▸ **Problem to work on**: In full and without alteration, write out the records.

Recorded data:
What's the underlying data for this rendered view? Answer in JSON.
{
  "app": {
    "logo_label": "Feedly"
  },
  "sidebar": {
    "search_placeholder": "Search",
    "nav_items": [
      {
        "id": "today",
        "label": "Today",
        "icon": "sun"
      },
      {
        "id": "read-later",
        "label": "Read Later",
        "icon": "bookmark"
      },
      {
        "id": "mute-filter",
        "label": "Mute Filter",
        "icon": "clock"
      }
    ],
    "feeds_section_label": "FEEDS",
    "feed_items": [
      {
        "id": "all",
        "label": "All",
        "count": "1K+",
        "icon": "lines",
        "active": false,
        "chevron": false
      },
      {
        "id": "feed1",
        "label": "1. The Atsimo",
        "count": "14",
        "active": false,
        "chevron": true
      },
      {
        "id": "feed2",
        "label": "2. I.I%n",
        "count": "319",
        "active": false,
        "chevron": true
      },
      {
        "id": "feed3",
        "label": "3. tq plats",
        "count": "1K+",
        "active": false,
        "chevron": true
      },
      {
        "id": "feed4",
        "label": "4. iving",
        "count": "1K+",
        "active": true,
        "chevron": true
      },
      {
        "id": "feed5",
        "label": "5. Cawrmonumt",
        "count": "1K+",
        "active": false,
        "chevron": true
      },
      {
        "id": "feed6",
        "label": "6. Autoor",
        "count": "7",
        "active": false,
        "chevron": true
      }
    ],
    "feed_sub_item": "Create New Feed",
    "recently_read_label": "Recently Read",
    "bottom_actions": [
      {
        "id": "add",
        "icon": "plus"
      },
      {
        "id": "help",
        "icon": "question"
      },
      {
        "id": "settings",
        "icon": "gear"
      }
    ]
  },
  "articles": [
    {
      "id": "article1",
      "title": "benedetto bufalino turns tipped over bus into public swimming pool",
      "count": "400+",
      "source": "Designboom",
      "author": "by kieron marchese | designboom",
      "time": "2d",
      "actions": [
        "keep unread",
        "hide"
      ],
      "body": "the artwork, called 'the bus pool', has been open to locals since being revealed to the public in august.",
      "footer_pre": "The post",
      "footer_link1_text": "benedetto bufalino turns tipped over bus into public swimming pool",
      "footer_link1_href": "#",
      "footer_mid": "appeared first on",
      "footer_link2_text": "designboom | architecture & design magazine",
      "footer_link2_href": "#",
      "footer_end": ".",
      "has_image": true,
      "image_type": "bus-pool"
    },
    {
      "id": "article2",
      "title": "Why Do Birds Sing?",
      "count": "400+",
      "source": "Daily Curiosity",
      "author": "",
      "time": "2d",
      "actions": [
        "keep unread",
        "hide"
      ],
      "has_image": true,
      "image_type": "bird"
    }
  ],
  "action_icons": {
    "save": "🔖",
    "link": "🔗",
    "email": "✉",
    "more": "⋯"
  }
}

▸ **Response area**:
What's the underlying data for this rendered view? Answer in JSON.
{
  "app": {
    "logo_label": "Feedly"
  },
  "sidebar": {
    "search_placeholder": "Search",
    "nav_items": [
      {
        "id": "today",
        "label": "Today",
        "icon": "sun"
      },
      {
        "id": "read-later",
        "label": "Read Later",
        "icon": "bookmark"
      },
      {
        "id": "mute-filter",
        "label": "Mute Filter",
        "icon": "clock"
      }
    ],
    "feeds_section_label": "FEEDS",
    "feed_items": [
      {
        "id": "all",
        "label": "All",
        "count": "1K+",
        "icon": "lines",
        "active": false,
        "chevron": false
      },
      {
        "id": "feed1",
        "label": "1. The Atsimo",
        "count": "14",
        "active": false,
        "chevron": true
      },
      {
        "id": "feed2",
        "label": "2. I.I%n",
        "count": "319",
        "active": false,
        "chevron": true
      },
      {
        "id": "feed3",
        "label": "3. tq plats",
        "count": "1K+",
        "active": false,
        "chevron": true
      },
      {
        "id": "feed4",
        "label": "4. iving",
        "count": "1K+",
        "active": true,
        "chevron": true
      },
      {
        "id": "feed5",
        "label": "5. Cawrmonumt",
        "count": "1K+",
        "active": false,
        "chevron": true
      },
      {
        "id": "feed6",
        "label": "6. Autoor",
        "count": "7",
        "active": false,
        "chevron": true
      }
    ],
    "feed_sub_item": "Create New Feed",
    "recently_read_label": "Recently Read",
    "bottom_actions": [
      {
        "id": "add",
        "icon": "plus"
      },
      {
        "id": "help",
        "icon": "question"
      },
      {
        "id": "settings",
        "icon": "gear"
      }
    ]
  },
  "articles": [
    {
      "id": "article1",
      "title": "benedetto bufalino turns tipped over bus into public swimming pool",
      "count": "400+",
      "source": "Designboom",
      "author": "by kieron marchese | designboom",
      "time": "2d",
      "actions": [
        "keep unread",
        "hide"
      ],
      "body": "the artwork, called 'the bus pool', has been open to locals since being revealed to the public in august.",
      "footer_pre": "The post",
      "footer_link1_text": "benedetto bufalino turns tipped over bus into public swimming pool",
      "footer_link1_href": "#",
      "footer_mid": "appeared first on",
      "footer_link2_text": "designboom | architecture & design magazine",
      "footer_link2_href": "#",
      "footer_end": ".",
      "has_image": true,
      "image_type": "bus-pool"
    },
    {
      "id": "article2",
      "title": "Why Do Birds Sing?",
      "count": "400+",
      "source": "Daily Curiosity",
      "author": "",
      "time": "2d",
      "actions": [
        "keep unread",
        "hide"
      ],
      "has_image": true,
      "image_type": "bird"
    }
  ],
  "action_icons": {
    "save": "🔖",
    "link": "🔗",
    "email": "✉",
    "more": "⋯"
  }
}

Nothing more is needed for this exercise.